**Sanmi Koyejo**

Wednesday 5th July 2016

**Time: 11.00am**

** **

Ground Floor Seminar Room

25 Howland Street, London, W1T 4JG

__From Probabilistic Models to Decision Theory and Back Again__

Decision making is a fundamental aspect of probabilistic inference, and involves selecting a point estimate from a probabilistic model e.g. a prediction or a parameter estimate, which optimizes some measure of utility. In the first part of the talk, I will outline some a new results on binary and multilabel prediction with complex performance measures, such as F-measure and Jaccard measure. Perhaps surprisingly, the prediction which maximizes the utility for a range of such measures takes a particularly simple form as the thresholding of the probability of the positive class. This result motivates simple but effective classifiers for "brain reading" i.e. predicting cognitive processes from fMRI data.

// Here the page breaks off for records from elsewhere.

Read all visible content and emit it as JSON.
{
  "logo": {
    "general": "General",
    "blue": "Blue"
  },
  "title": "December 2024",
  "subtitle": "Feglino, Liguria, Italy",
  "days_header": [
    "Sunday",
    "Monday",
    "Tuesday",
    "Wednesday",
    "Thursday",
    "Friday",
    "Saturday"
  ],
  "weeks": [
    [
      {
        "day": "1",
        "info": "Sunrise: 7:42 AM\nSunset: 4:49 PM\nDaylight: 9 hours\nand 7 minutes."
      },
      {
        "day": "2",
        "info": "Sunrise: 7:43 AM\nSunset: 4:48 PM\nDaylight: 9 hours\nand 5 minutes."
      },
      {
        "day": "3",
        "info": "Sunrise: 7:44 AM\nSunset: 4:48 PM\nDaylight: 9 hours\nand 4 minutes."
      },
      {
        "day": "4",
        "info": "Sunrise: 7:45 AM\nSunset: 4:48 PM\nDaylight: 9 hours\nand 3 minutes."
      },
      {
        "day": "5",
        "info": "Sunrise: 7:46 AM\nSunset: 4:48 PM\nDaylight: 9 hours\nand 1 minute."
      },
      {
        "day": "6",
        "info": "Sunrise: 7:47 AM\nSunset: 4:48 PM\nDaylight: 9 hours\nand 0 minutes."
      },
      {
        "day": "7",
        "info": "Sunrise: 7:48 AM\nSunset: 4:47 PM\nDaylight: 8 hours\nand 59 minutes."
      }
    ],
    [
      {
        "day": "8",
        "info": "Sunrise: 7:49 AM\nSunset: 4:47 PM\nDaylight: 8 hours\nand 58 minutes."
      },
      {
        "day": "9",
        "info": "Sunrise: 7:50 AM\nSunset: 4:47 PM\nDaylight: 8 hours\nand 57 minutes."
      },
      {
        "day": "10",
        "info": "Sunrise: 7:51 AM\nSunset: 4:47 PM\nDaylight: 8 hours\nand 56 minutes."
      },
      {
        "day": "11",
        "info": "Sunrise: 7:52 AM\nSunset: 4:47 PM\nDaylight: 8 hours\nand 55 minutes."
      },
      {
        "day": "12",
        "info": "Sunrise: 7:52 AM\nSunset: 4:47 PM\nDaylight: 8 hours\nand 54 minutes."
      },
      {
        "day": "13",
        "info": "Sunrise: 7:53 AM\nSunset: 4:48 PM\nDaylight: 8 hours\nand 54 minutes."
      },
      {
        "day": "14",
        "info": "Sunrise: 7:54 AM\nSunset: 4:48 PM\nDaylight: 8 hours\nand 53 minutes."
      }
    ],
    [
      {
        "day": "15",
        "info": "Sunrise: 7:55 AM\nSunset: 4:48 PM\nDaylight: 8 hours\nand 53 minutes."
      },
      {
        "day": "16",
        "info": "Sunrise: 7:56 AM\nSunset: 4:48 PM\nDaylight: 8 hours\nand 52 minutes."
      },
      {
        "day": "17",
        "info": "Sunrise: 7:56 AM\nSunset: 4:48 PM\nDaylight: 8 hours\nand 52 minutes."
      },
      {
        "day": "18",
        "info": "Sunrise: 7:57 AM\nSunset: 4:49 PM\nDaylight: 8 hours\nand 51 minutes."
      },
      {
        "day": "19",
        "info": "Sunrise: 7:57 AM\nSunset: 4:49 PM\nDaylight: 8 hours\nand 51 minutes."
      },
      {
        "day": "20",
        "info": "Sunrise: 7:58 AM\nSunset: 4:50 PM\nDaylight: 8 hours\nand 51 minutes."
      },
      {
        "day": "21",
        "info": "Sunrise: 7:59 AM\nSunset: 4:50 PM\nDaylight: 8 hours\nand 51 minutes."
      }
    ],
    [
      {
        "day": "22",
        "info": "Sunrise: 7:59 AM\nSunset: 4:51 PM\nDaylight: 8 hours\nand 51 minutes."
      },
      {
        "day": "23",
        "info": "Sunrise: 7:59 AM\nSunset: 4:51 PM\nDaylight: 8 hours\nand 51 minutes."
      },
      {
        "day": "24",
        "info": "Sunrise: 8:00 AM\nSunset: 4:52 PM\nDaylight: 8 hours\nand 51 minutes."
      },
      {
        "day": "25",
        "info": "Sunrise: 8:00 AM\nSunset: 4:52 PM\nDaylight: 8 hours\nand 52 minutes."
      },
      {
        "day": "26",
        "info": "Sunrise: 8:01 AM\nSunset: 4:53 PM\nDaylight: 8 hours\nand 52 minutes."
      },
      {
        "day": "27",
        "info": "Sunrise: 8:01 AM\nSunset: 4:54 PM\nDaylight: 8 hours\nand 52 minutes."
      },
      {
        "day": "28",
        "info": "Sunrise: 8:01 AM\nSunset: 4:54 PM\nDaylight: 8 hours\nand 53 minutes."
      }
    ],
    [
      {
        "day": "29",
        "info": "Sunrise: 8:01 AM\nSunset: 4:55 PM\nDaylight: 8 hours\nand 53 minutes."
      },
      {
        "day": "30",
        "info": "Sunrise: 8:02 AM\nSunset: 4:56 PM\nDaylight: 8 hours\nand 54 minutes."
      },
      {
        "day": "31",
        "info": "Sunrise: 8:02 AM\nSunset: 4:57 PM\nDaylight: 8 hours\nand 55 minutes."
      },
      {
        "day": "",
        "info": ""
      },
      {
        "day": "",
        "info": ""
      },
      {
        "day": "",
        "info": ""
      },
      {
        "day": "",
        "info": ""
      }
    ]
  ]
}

In the second part of the talk, I will discuss a “dual” of the decision making problem i.e. estimating a probabilistic model that satisfies the user determined utility. This approach to probabilistic inference may be employed for incorporating potentially useful prior information encoded in the user-devised risk function. One useful application of the resulting procedure is for incorporating structural assumptions on the support of latent variables. I will outline some new results which show that the support constrained information projection is submodular, thus can be efficiently optimized using standard techniques. Of particular interest is where the the support constraints can be represented as a matroid, resulting in new techniques for probabilistic (variable/group/tree) sparse regression. I will discuss a recent application of these techniques to develop a novel sparse probabilistic canonical correlation analysis for the joint analysis of fMRI statistical maps and behavioural measurements.

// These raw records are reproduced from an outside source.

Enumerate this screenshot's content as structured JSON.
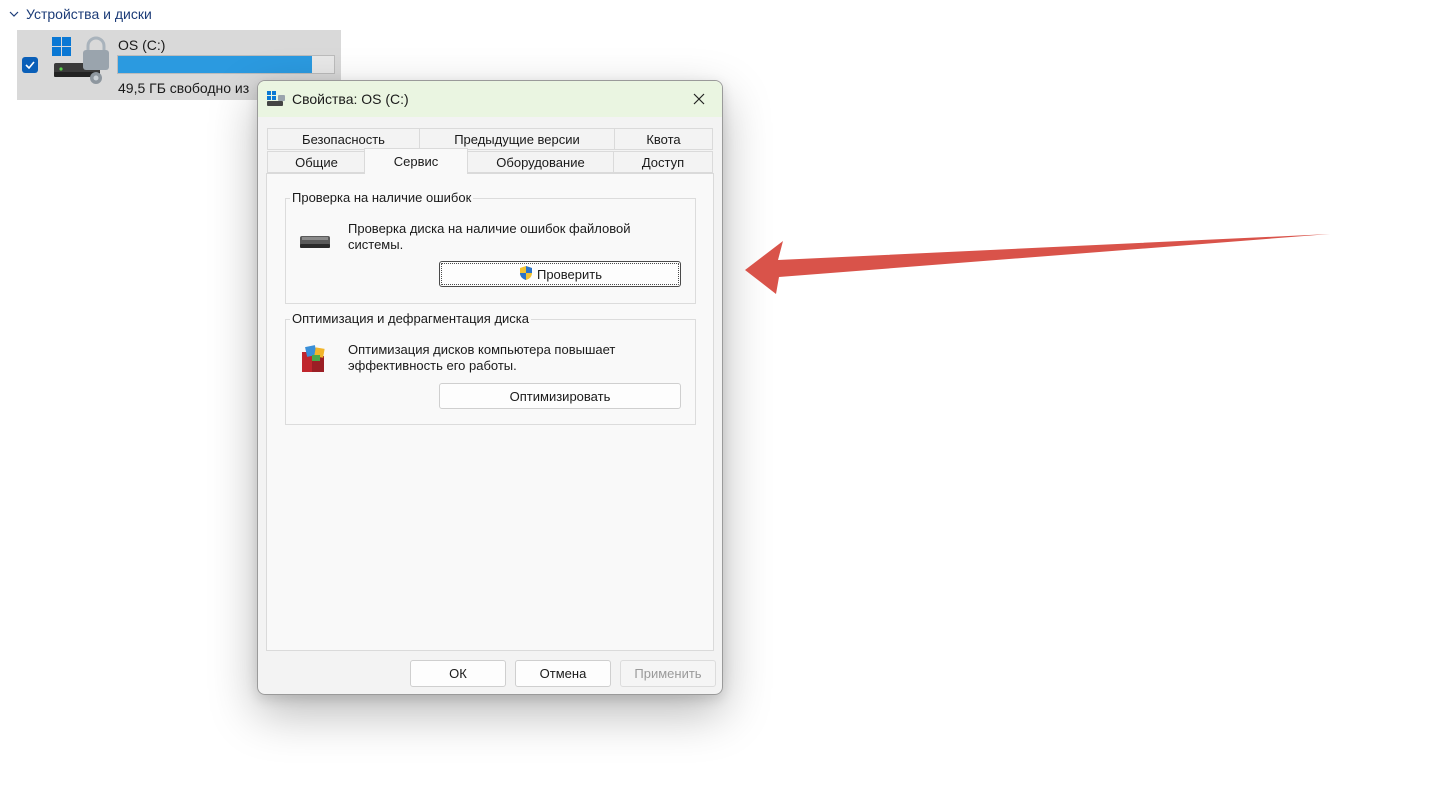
{
  "section": {
    "title": "Устройства и диски"
  },
  "drive": {
    "name": "OS (C:)",
    "free_text": "49,5 ГБ свободно из",
    "usage_fraction": 0.9,
    "bar_color": "#2b9ae0",
    "icon": "drive-lock-icon"
  },
  "dialog": {
    "title": "Свойства: OS (C:)",
    "tabs_row1": [
      "Безопасность",
      "Предыдущие версии",
      "Квота"
    ],
    "tabs_row2": [
      "Общие",
      "Сервис",
      "Оборудование",
      "Доступ"
    ],
    "active_tab": "Сервис",
    "error_check": {
      "title": "Проверка на наличие ошибок",
      "description": "Проверка диска на наличие ошибок файловой системы.",
      "button": "Проверить",
      "icon": "hard-drive-icon",
      "button_icon": "uac-shield-icon"
    },
    "optimize": {
      "title": "Оптимизация и дефрагментация диска",
      "description": "Оптимизация дисков компьютера повышает эффективность его работы.",
      "button": "Оптимизировать",
      "icon": "defrag-icon"
    },
    "footer": {
      "ok": "ОК",
      "cancel": "Отмена",
      "apply": "Применить"
    }
  },
  "annotation": {
    "color": "#d9534a",
    "points_to": "check-button"
  }
}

Bio:

Sanmi (Oluwasanmi) Koyejo an engineering research associate in the
Poldrack Lab at Stanford University and an Assistant Professor (starting
Fall 2016) in the Department of Computer Science at the University of

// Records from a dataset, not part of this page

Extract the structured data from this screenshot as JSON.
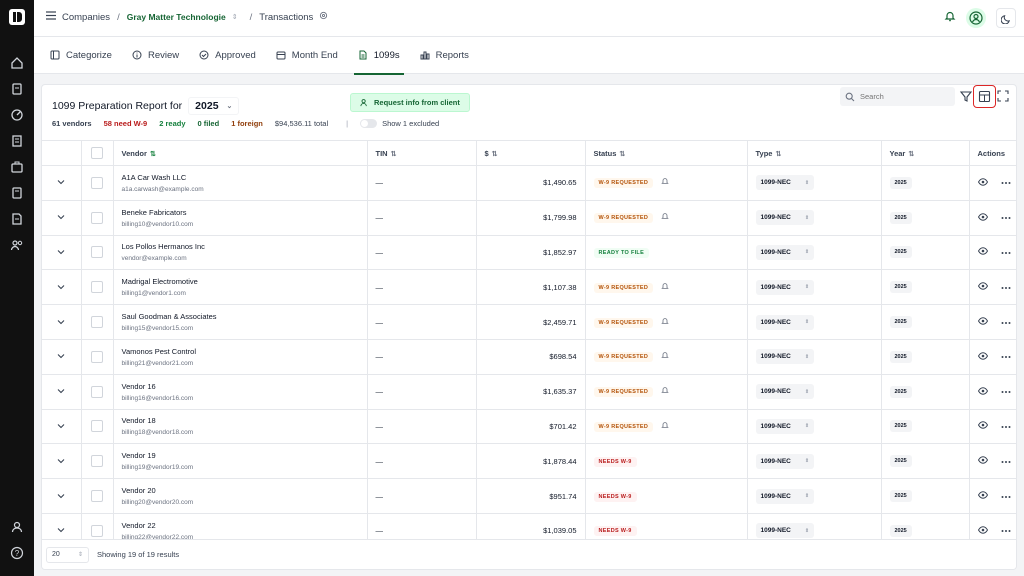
{
  "breadcrumb": {
    "companies": "Companies",
    "company": "Gray Matter Technologie",
    "page": "Transactions"
  },
  "tabs": [
    {
      "label": "Categorize",
      "icon": "categorize-icon"
    },
    {
      "label": "Review",
      "icon": "info-icon"
    },
    {
      "label": "Approved",
      "icon": "check-circle-icon"
    },
    {
      "label": "Month End",
      "icon": "calendar-icon"
    },
    {
      "label": "1099s",
      "icon": "document-icon",
      "active": true
    },
    {
      "label": "Reports",
      "icon": "bar-chart-icon"
    }
  ],
  "report": {
    "title": "1099 Preparation Report for",
    "year": "2025",
    "request_button": "Request info from client",
    "search_placeholder": "Search"
  },
  "stats": {
    "vendors": "61 vendors",
    "need_w9": "58 need W-9",
    "ready": "2 ready",
    "filed": "0 filed",
    "foreign": "1 foreign",
    "total": "$94,536.11 total",
    "divider": "|",
    "excluded": "Show 1 excluded"
  },
  "table": {
    "headers": {
      "vendor": "Vendor",
      "tin": "TIN",
      "amount": "$",
      "status": "Status",
      "type": "Type",
      "year": "Year",
      "actions": "Actions"
    },
    "rows": [
      {
        "name": "A1A Car Wash LLC",
        "email": "a1a.carwash@example.com",
        "tin": "—",
        "amount": "$1,490.65",
        "status": "W-9 REQUESTED",
        "type": "1099-NEC",
        "year": "2025"
      },
      {
        "name": "Beneke Fabricators",
        "email": "billing10@vendor10.com",
        "tin": "—",
        "amount": "$1,799.98",
        "status": "W-9 REQUESTED",
        "type": "1099-NEC",
        "year": "2025"
      },
      {
        "name": "Los Pollos Hermanos Inc",
        "email": "vendor@example.com",
        "tin": "—",
        "amount": "$1,852.97",
        "status": "READY TO FILE",
        "type": "1099-NEC",
        "year": "2025"
      },
      {
        "name": "Madrigal Electromotive",
        "email": "billing1@vendor1.com",
        "tin": "—",
        "amount": "$1,107.38",
        "status": "W-9 REQUESTED",
        "type": "1099-NEC",
        "year": "2025"
      },
      {
        "name": "Saul Goodman & Associates",
        "email": "billing15@vendor15.com",
        "tin": "—",
        "amount": "$2,459.71",
        "status": "W-9 REQUESTED",
        "type": "1099-NEC",
        "year": "2025"
      },
      {
        "name": "Vamonos Pest Control",
        "email": "billing21@vendor21.com",
        "tin": "—",
        "amount": "$698.54",
        "status": "W-9 REQUESTED",
        "type": "1099-NEC",
        "year": "2025"
      },
      {
        "name": "Vendor 16",
        "email": "billing16@vendor16.com",
        "tin": "—",
        "amount": "$1,635.37",
        "status": "W-9 REQUESTED",
        "type": "1099-NEC",
        "year": "2025"
      },
      {
        "name": "Vendor 18",
        "email": "billing18@vendor18.com",
        "tin": "—",
        "amount": "$701.42",
        "status": "W-9 REQUESTED",
        "type": "1099-NEC",
        "year": "2025"
      },
      {
        "name": "Vendor 19",
        "email": "billing19@vendor19.com",
        "tin": "—",
        "amount": "$1,878.44",
        "status": "NEEDS W-9",
        "type": "1099-NEC",
        "year": "2025"
      },
      {
        "name": "Vendor 20",
        "email": "billing20@vendor20.com",
        "tin": "—",
        "amount": "$951.74",
        "status": "NEEDS W-9",
        "type": "1099-NEC",
        "year": "2025"
      },
      {
        "name": "Vendor 22",
        "email": "billing22@vendor22.com",
        "tin": "—",
        "amount": "$1,039.05",
        "status": "NEEDS W-9",
        "type": "1099-NEC",
        "year": "2025"
      }
    ]
  },
  "footer": {
    "page_size": "20",
    "results": "Showing 19 of 19 results"
  },
  "colors": {
    "brand_green": "#166534",
    "need_w9": "#b91c1c",
    "ready": "#15803d",
    "foreign": "#92400e",
    "highlight": "#dc2626"
  }
}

Illinois at Urbana-Champaign. Koyejo’s research involves the development
and analysis of probabilistic & statistical machine learning techniques
motivated by, and applied to various modern big data problems, with a

particular focus on analysis of large scale biological data such as
neuroimaging and genetics data. Koyejo completed his Ph.D in Electrical
Engineering at the University of Texas at Austin under the supervision

of Joydeep Ghosh and was a postdoc with Russell Poldrack and Pradeep
Ravikumar. He has been the recipient of several awards including the
outstanding NCE/ECE student award, a best student paper award from the
conference on uncertainty in artificial intelligence (UAI) and a trainee
award from the Organization for Human Brain Mapping (OHBM).